## [Required action]
Extract the text of every entry below exactly; leave images out.
[Exercise data Boundary: Start]
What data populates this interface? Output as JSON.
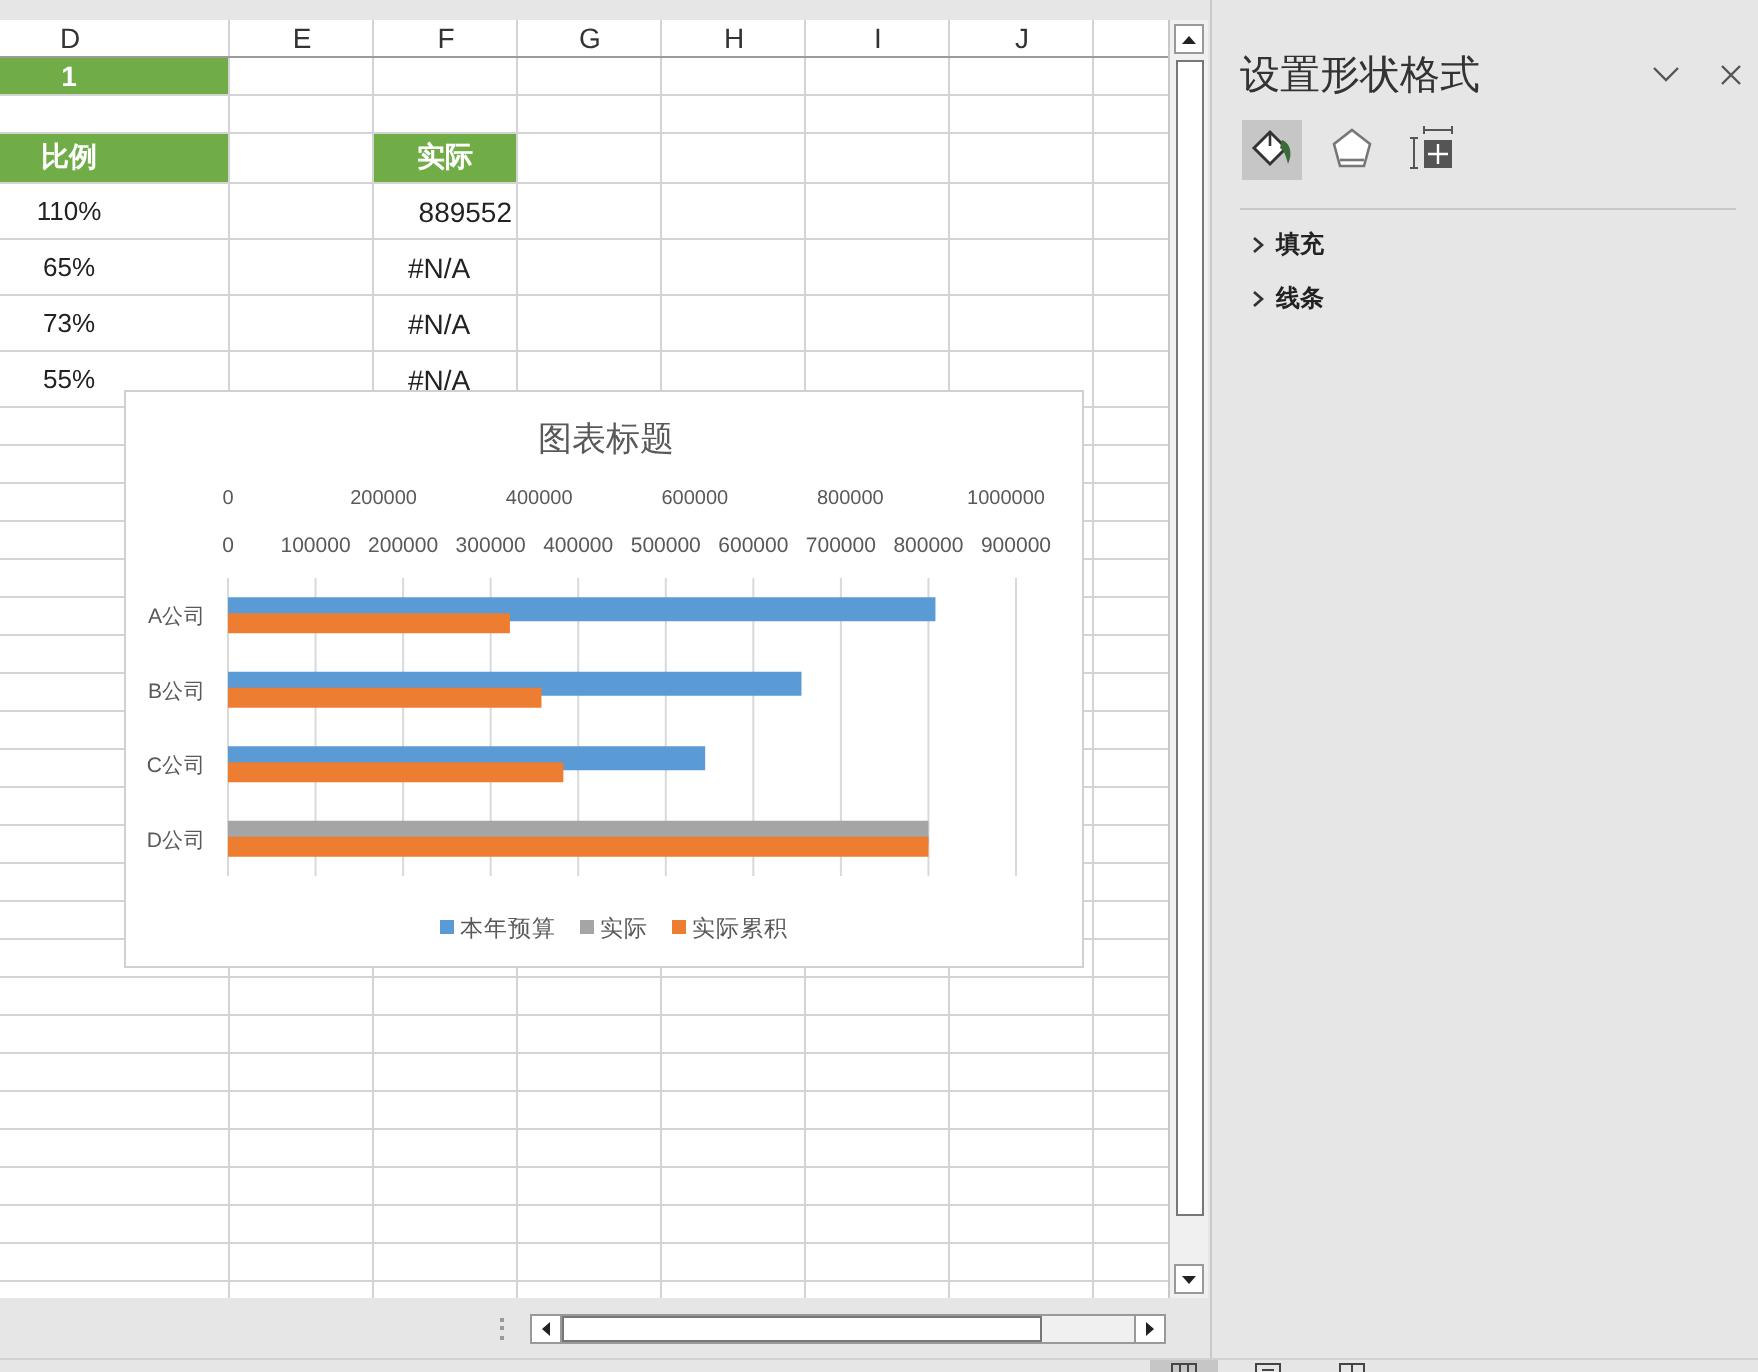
{
  "sheet": {
    "column_headers": [
      "D",
      "E",
      "F",
      "G",
      "H",
      "I",
      "J"
    ],
    "rows": [
      {
        "kind": "normal",
        "column_d": {
          "text": "1",
          "kind": "label",
          "highlight": true
        }
      },
      {
        "kind": "normal"
      },
      {
        "kind": "header",
        "column_d": {
          "text": "比例",
          "kind": "label",
          "highlight": true
        },
        "column_f": {
          "text": "实际",
          "kind": "label",
          "highlight": true
        }
      },
      {
        "kind": "tall",
        "column_d": {
          "text": "110%",
          "kind": "percent",
          "highlight": false
        },
        "column_f": {
          "text": "889552",
          "kind": "number",
          "highlight": false
        }
      },
      {
        "kind": "tall",
        "column_d": {
          "text": "65%",
          "kind": "percent",
          "highlight": false
        },
        "column_f": {
          "text": "#N/A",
          "kind": "error",
          "highlight": false
        }
      },
      {
        "kind": "tall",
        "column_d": {
          "text": "73%",
          "kind": "percent",
          "highlight": false
        },
        "column_f": {
          "text": "#N/A",
          "kind": "error",
          "highlight": false
        }
      },
      {
        "kind": "tall",
        "column_d": {
          "text": "55%",
          "kind": "percent",
          "highlight": false
        },
        "column_f": {
          "text": "#N/A",
          "kind": "error",
          "highlight": false
        }
      }
    ]
  },
  "chart": {
    "top_axis_ticks": [
      "0",
      "200000",
      "400000",
      "600000",
      "800000",
      "1000000"
    ],
    "chart_data": {
      "type": "bar",
      "orientation": "horizontal",
      "grid": true,
      "legend": true,
      "title": "图表标题",
      "categories": [
        "A公司",
        "B公司",
        "C公司",
        "D公司"
      ],
      "xlim": [
        0,
        900000
      ],
      "xticks": [
        0,
        100000,
        200000,
        300000,
        400000,
        500000,
        600000,
        700000,
        800000,
        900000
      ],
      "series": [
        {
          "name": "本年预算",
          "color": "#5b9bd5",
          "values": [
            808000,
            655000,
            545000,
            null
          ]
        },
        {
          "name": "实际",
          "color": "#a5a5a5",
          "values": [
            null,
            null,
            null,
            800000
          ]
        },
        {
          "name": "实际累积",
          "color": "#ed7d31",
          "values": [
            322000,
            358000,
            383000,
            800000
          ]
        }
      ]
    }
  },
  "pane": {
    "title": "设置形状格式",
    "tabs": [
      {
        "kind": "fill",
        "selected": true
      },
      {
        "kind": "effects",
        "selected": false
      },
      {
        "kind": "size",
        "selected": false
      }
    ],
    "sections": [
      {
        "label": "填充",
        "expanded": false
      },
      {
        "label": "线条",
        "expanded": false
      }
    ]
  },
  "status_bar": {
    "views": [
      {
        "kind": "normal",
        "selected": true
      },
      {
        "kind": "page-layout",
        "selected": false
      },
      {
        "kind": "page-break",
        "selected": false
      }
    ]
  }
}
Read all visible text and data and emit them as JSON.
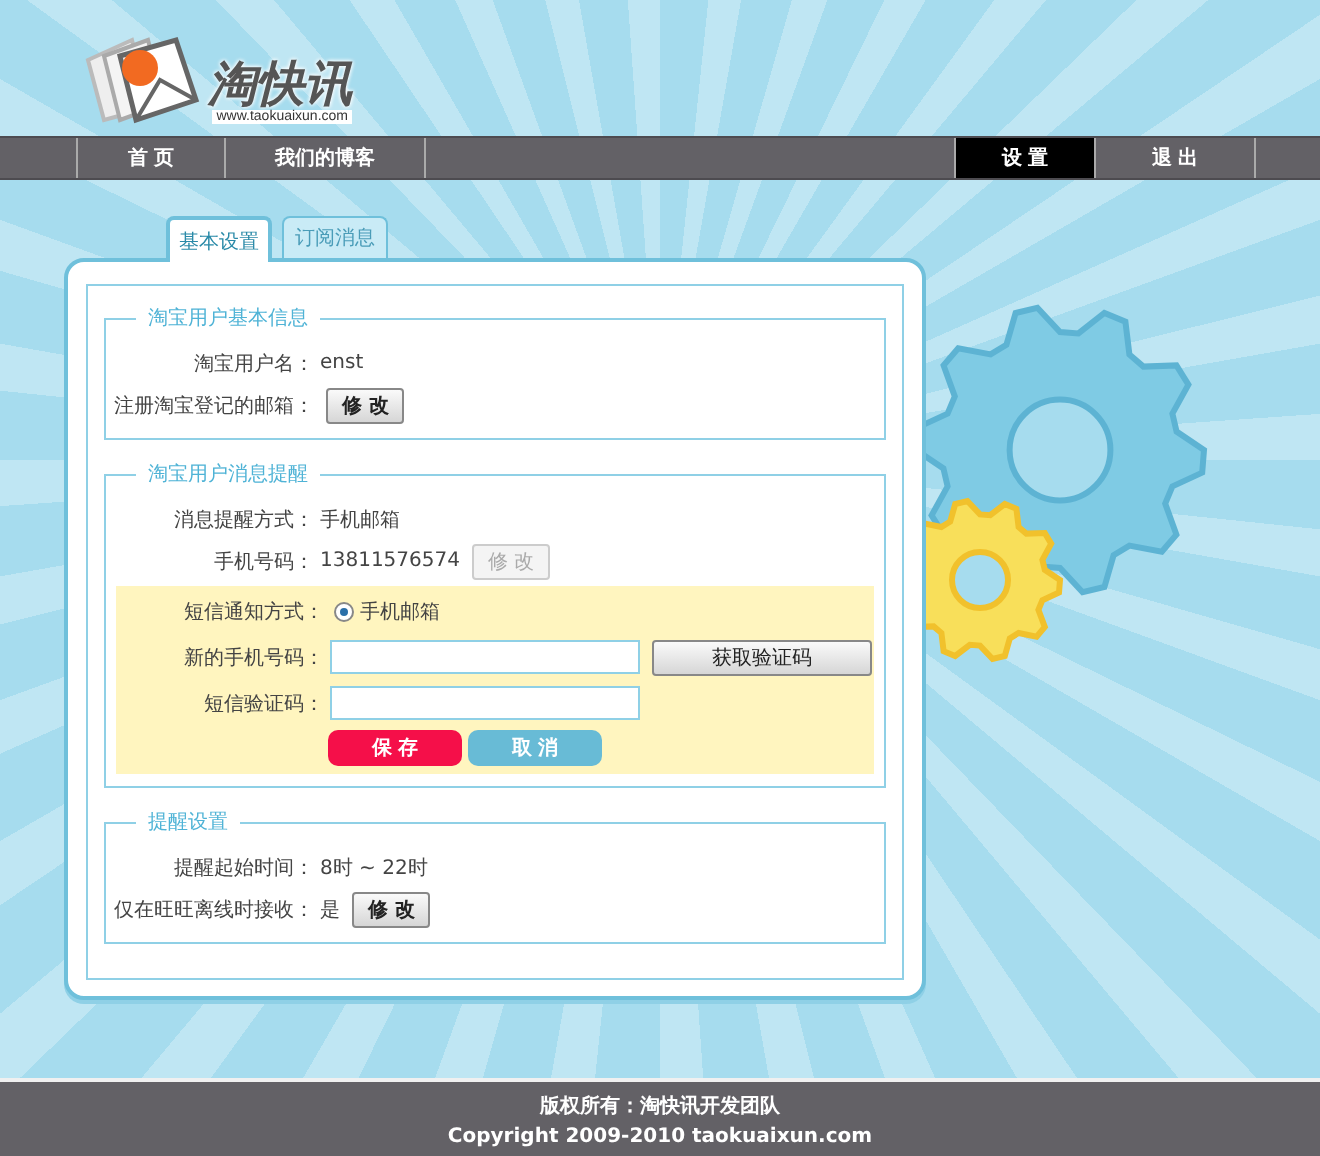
{
  "logo": {
    "name": "淘快讯",
    "url": "www.taokuaixun.com"
  },
  "nav": {
    "left": [
      {
        "label": "首 页",
        "selected": false
      },
      {
        "label": "我们的博客",
        "selected": false
      }
    ],
    "right": [
      {
        "label": "设 置",
        "selected": true
      },
      {
        "label": "退 出",
        "selected": false
      }
    ]
  },
  "tabs": [
    {
      "label": "基本设置",
      "selected": true
    },
    {
      "label": "订阅消息",
      "selected": false
    }
  ],
  "sections": [
    {
      "title": "淘宝用户基本信息",
      "rows": [
        {
          "label": "淘宝用户名：",
          "value": "enst"
        },
        {
          "label": "注册淘宝登记的邮箱：",
          "button": {
            "label": "修 改",
            "disabled": false
          }
        }
      ]
    },
    {
      "title": "淘宝用户消息提醒",
      "rows": [
        {
          "label": "消息提醒方式：",
          "value": "手机邮箱"
        },
        {
          "label": "手机号码：",
          "value": "13811576574",
          "button": {
            "label": "修 改",
            "disabled": true
          }
        }
      ],
      "sms_form": {
        "rows": [
          {
            "kind": "radio",
            "label": "短信通知方式：",
            "options": [
              {
                "label": "手机邮箱",
                "selected": true
              }
            ]
          },
          {
            "kind": "input",
            "label": "新的手机号码：",
            "button": {
              "label": "获取验证码",
              "disabled": false
            }
          },
          {
            "kind": "input",
            "label": "短信验证码："
          }
        ],
        "actions": [
          {
            "label": "保 存",
            "kind": "primary"
          },
          {
            "label": "取 消",
            "kind": "secondary"
          }
        ]
      }
    },
    {
      "title": "提醒设置",
      "rows": [
        {
          "label": "提醒起始时间：",
          "value": "8时 ~ 22时"
        },
        {
          "label": "仅在旺旺离线时接收：",
          "value": "是",
          "button": {
            "label": "修 改",
            "disabled": false
          }
        }
      ]
    }
  ],
  "footer": [
    "版权所有：淘快讯开发团队",
    "Copyright 2009-2010 taokuaixun.com"
  ]
}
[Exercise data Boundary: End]
## [Answer for the task]
What data populates this interface? Output as JSON.
{
  "sheet": {
    "column_headers": [
      "D",
      "E",
      "F",
      "G",
      "H",
      "I",
      "J"
    ],
    "rows": [
      {
        "kind": "normal",
        "column_d": {
          "text": "1",
          "kind": "label",
          "highlight": true
        }
      },
      {
        "kind": "normal"
      },
      {
        "kind": "header",
        "column_d": {
          "text": "比例",
          "kind": "label",
          "highlight": true
        },
        "column_f": {
          "text": "实际",
          "kind": "label",
          "highlight": true
        }
      },
      {
        "kind": "tall",
        "column_d": {
          "text": "110%",
          "kind": "percent",
          "highlight": false
        },
        "column_f": {
          "text": "889552",
          "kind": "number",
          "highlight": false
        }
      },
      {
        "kind": "tall",
        "column_d": {
          "text": "65%",
          "kind": "percent",
          "highlight": false
        },
        "column_f": {
          "text": "#N/A",
          "kind": "error",
          "highlight": false
        }
      },
      {
        "kind": "tall",
        "column_d": {
          "text": "73%",
          "kind": "percent",
          "highlight": false
        },
        "column_f": {
          "text": "#N/A",
          "kind": "error",
          "highlight": false
        }
      },
      {
        "kind": "tall",
        "column_d": {
          "text": "55%",
          "kind": "percent",
          "highlight": false
        },
        "column_f": {
          "text": "#N/A",
          "kind": "error",
          "highlight": false
        }
      }
    ]
  },
  "chart": {
    "top_axis_ticks": [
      "0",
      "200000",
      "400000",
      "600000",
      "800000",
      "1000000"
    ],
    "chart_data": {
      "type": "bar",
      "orientation": "horizontal",
      "grid": true,
      "legend": true,
      "title": "图表标题",
      "categories": [
        "A公司",
        "B公司",
        "C公司",
        "D公司"
      ],
      "xlim": [
        0,
        900000
      ],
      "xticks": [
        0,
        100000,
        200000,
        300000,
        400000,
        500000,
        600000,
        700000,
        800000,
        900000
      ],
      "series": [
        {
          "name": "本年预算",
          "color": "#5b9bd5",
          "values": [
            808000,
            655000,
            545000,
            null
          ]
        },
        {
          "name": "实际",
          "color": "#a5a5a5",
          "values": [
            null,
            null,
            null,
            800000
          ]
        },
        {
          "name": "实际累积",
          "color": "#ed7d31",
          "values": [
            322000,
            358000,
            383000,
            800000
          ]
        }
      ]
    }
  },
  "pane": {
    "title": "设置形状格式",
    "tabs": [
      {
        "kind": "fill",
        "selected": true
      },
      {
        "kind": "effects",
        "selected": false
      },
      {
        "kind": "size",
        "selected": false
      }
    ],
    "sections": [
      {
        "label": "填充",
        "expanded": false
      },
      {
        "label": "线条",
        "expanded": false
      }
    ]
  },
  "status_bar": {
    "views": [
      {
        "kind": "normal",
        "selected": true
      },
      {
        "kind": "page-layout",
        "selected": false
      },
      {
        "kind": "page-break",
        "selected": false
      }
    ]
  }
}
Read all visible text and data and emit them as JSON.
{
  "logo": {
    "name": "淘快讯",
    "url": "www.taokuaixun.com"
  },
  "nav": {
    "left": [
      {
        "label": "首 页",
        "selected": false
      },
      {
        "label": "我们的博客",
        "selected": false
      }
    ],
    "right": [
      {
        "label": "设 置",
        "selected": true
      },
      {
        "label": "退 出",
        "selected": false
      }
    ]
  },
  "tabs": [
    {
      "label": "基本设置",
      "selected": true
    },
    {
      "label": "订阅消息",
      "selected": false
    }
  ],
  "sections": [
    {
      "title": "淘宝用户基本信息",
      "rows": [
        {
          "label": "淘宝用户名：",
          "value": "enst"
        },
        {
          "label": "注册淘宝登记的邮箱：",
          "button": {
            "label": "修 改",
            "disabled": false
          }
        }
      ]
    },
    {
      "title": "淘宝用户消息提醒",
      "rows": [
        {
          "label": "消息提醒方式：",
          "value": "手机邮箱"
        },
        {
          "label": "手机号码：",
          "value": "13811576574",
          "button": {
            "label": "修 改",
            "disabled": true
          }
        }
      ],
      "sms_form": {
        "rows": [
          {
            "kind": "radio",
            "label": "短信通知方式：",
            "options": [
              {
                "label": "手机邮箱",
                "selected": true
              }
            ]
          },
          {
            "kind": "input",
            "label": "新的手机号码：",
            "button": {
              "label": "获取验证码",
              "disabled": false
            }
          },
          {
            "kind": "input",
            "label": "短信验证码："
          }
        ],
        "actions": [
          {
            "label": "保 存",
            "kind": "primary"
          },
          {
            "label": "取 消",
            "kind": "secondary"
          }
        ]
      }
    },
    {
      "title": "提醒设置",
      "rows": [
        {
          "label": "提醒起始时间：",
          "value": "8时 ~ 22时"
        },
        {
          "label": "仅在旺旺离线时接收：",
          "value": "是",
          "button": {
            "label": "修 改",
            "disabled": false
          }
        }
      ]
    }
  ],
  "footer": [
    "版权所有：淘快讯开发团队",
    "Copyright 2009-2010 taokuaixun.com"
  ]
}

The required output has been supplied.